“I have known [The Silveus family] for almost as long as I’ve known Erin,” he notes. Like Misty, he lived with the family for over a year while preparing to get married and settle in Warsaw.
“Like so many people, I ended up in their basement,” Brad jokes. “Erin and I were not yet married but on the path to getting married. We had decided that we were going to make Warsaw, Indiana our home base. I started asking myself, do I rent? Look at some homes?”
Right away, the Silveus family offered to let Brad live in their furnished basement while he prepared for marriage and established himself in Indiana. He stayed there almost a year. During his time in the household, Brad especially recalls how Scott interacted with his wife and the intentionality with which Scott interacted with his family.
“While you’re there, Scott and Cindy consider you a part of the family. You’re not just 'secluded to the dungeon.' Every meal they make, you are welcome. It was a great place for me to have a home base.”Brad Westrate
“To a fault, he would make time to talk with Cindy every day. Especially in the line of work that we do, it can be very hectic and it’s easy to compartmentalize, but he made a point, even on sales calls, to take time for his wife. I think I picked that up hopefully a little bit.”
“While you’re there, Scott and Cindy consider you a part of the family,” he concludes. “You’re not just secluded to the dungeon. Every meal they make, you are welcome. It was a great place for me to have a home base.”
So what inspired such remarkable generosity from two people who already had plenty of demands from life–from running a company to raising a family?
The generosity and open-heart, open-house policy that Scott and Cindy held impacted dozens of people over the years.
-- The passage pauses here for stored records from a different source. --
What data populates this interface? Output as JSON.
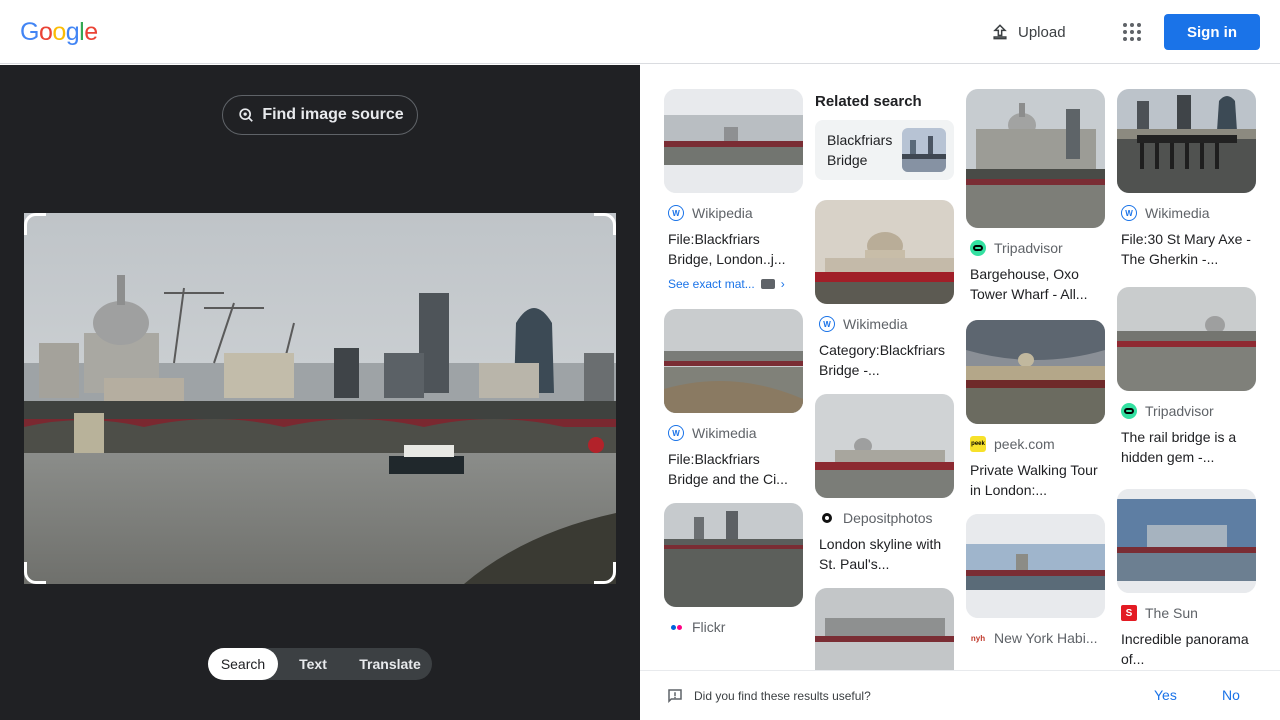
{
  "header": {
    "logo_letters": [
      {
        "ch": "G",
        "color": "#4285F4"
      },
      {
        "ch": "o",
        "color": "#EA4335"
      },
      {
        "ch": "o",
        "color": "#FBBC05"
      },
      {
        "ch": "g",
        "color": "#4285F4"
      },
      {
        "ch": "l",
        "color": "#34A853"
      },
      {
        "ch": "e",
        "color": "#EA4335"
      }
    ],
    "upload_label": "Upload",
    "apps_icon": "apps-grid-icon",
    "signin_label": "Sign in"
  },
  "left_panel": {
    "find_source_label": "Find image source",
    "tabs": [
      "Search",
      "Text",
      "Translate"
    ],
    "active_tab": "Search"
  },
  "results": {
    "related_heading": "Related search",
    "related_chip": "Blackfriars Bridge",
    "see_exact_label": "See exact mat...",
    "items": {
      "c1_1": {
        "source": "Wikipedia",
        "title": "File:Blackfriars Bridge, London..j..."
      },
      "c1_2": {
        "source": "Wikimedia",
        "title": "File:Blackfriars Bridge and the Ci..."
      },
      "c1_3": {
        "source": "Flickr",
        "title": ""
      },
      "c2_1": {
        "source": "Wikimedia",
        "title": "Category:Blackfriars Bridge -..."
      },
      "c2_2": {
        "source": "Depositphotos",
        "title": "London skyline with St. Paul's..."
      },
      "c3_1": {
        "source": "Tripadvisor",
        "title": "Bargehouse, Oxo Tower Wharf - All..."
      },
      "c3_2": {
        "source": "peek.com",
        "title": "Private Walking Tour in London:..."
      },
      "c3_3": {
        "source": "New York Habi...",
        "title": ""
      },
      "c4_1": {
        "source": "Wikimedia",
        "title": "File:30 St Mary Axe - The Gherkin -..."
      },
      "c4_2": {
        "source": "Tripadvisor",
        "title": "The rail bridge is a hidden gem -..."
      },
      "c4_3": {
        "source": "The Sun",
        "title": "Incredible panorama of..."
      }
    }
  },
  "feedback": {
    "question": "Did you find these results useful?",
    "yes": "Yes",
    "no": "No"
  }
}
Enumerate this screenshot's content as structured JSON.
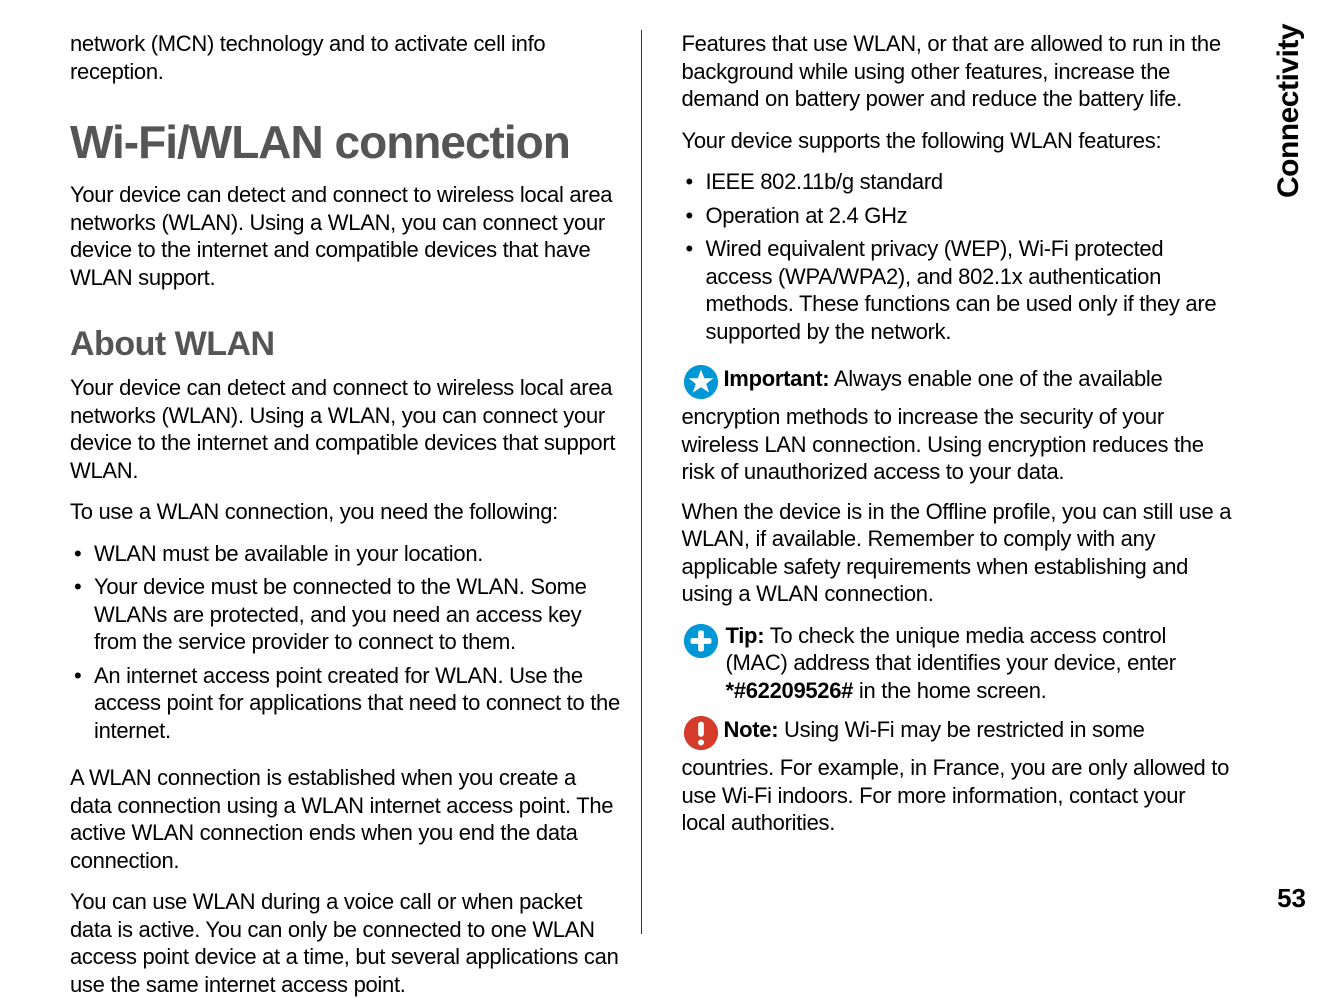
{
  "side_tab": "Connectivity",
  "page_number": "53",
  "left": {
    "intro": "network (MCN) technology and to activate cell info reception.",
    "h1": "Wi-Fi/WLAN connection",
    "p1": "Your device can detect and connect to wireless local area networks (WLAN). Using a WLAN, you can connect your device to the internet and compatible devices that have WLAN support.",
    "h2": "About WLAN",
    "p2": "Your device can detect and connect to wireless local area networks (WLAN). Using a WLAN, you can connect your device to the internet and compatible devices that support WLAN.",
    "p3": "To use a WLAN connection, you need the following:",
    "list": [
      "WLAN must be available in your location.",
      "Your device must be connected to the WLAN. Some WLANs are protected, and you need an access key from the service provider to connect to them.",
      "An internet access point created for WLAN. Use the access point for applications that need to connect to the internet."
    ],
    "p4": "A WLAN connection is established when you create a data connection using a WLAN internet access point. The active WLAN connection ends when you end the data connection.",
    "p5": "You can use WLAN during a voice call or when packet data is active. You can only be connected to one WLAN access point device at a time, but several applications can use the same internet access point."
  },
  "right": {
    "p1": "Features that use WLAN, or that are allowed to run in the background while using other features, increase the demand on battery power and reduce the battery life.",
    "p2": "Your device supports the following WLAN features:",
    "list": [
      "IEEE 802.11b/g standard",
      "Operation at 2.4 GHz",
      "Wired equivalent privacy (WEP), Wi-Fi protected access (WPA/WPA2), and 802.1x authentication methods. These functions can be used only if they are supported by the network."
    ],
    "important_label": "Important:",
    "important_body": "  Always enable one of the available encryption methods to increase the security of your wireless LAN connection. Using encryption reduces the risk of unauthorized access to your data.",
    "p3": "When the device is in the Offline profile, you can still use a WLAN, if available. Remember to comply with any applicable safety requirements when establishing and using a WLAN connection.",
    "tip_label": "Tip:",
    "tip_body": " To check the unique media access control (MAC) address that identifies your device, enter ",
    "tip_code": "*#62209526#",
    "tip_tail": " in the home screen.",
    "note_label": "Note:",
    "note_body": "  Using Wi-Fi may be restricted in some countries. For example, in France, you are only allowed to use Wi-Fi indoors. For more information, contact your local authorities."
  }
}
But perhaps–and no surprise–their own children were the ones impacted the most.
Christopher recalls a conversation with his father that has stuck with him over the years:
“We sat down and were talking about how we’re to give,” he recalls. “He was talking specifically about money, but also about time. He talked about how God has given us a lot and he thinks the reason God did that is so we could give it away, and how that actually ends up being the most fulfilling.
“Obviously they taught us to be generous, but it spoke much more loudly through how they treated other people, and I think, even now, that’s helped me understand how I need to be giving and hospitable to other people. It’s really important.”
He admits that sharing his parents with so many others was difficult at times.“But in the long run, it was worth it. My parents invested in many peoples’ lives, but they invested into ours, too. Living with different people gave us different perspectives on life. I think we’d all say that we are glad they did.”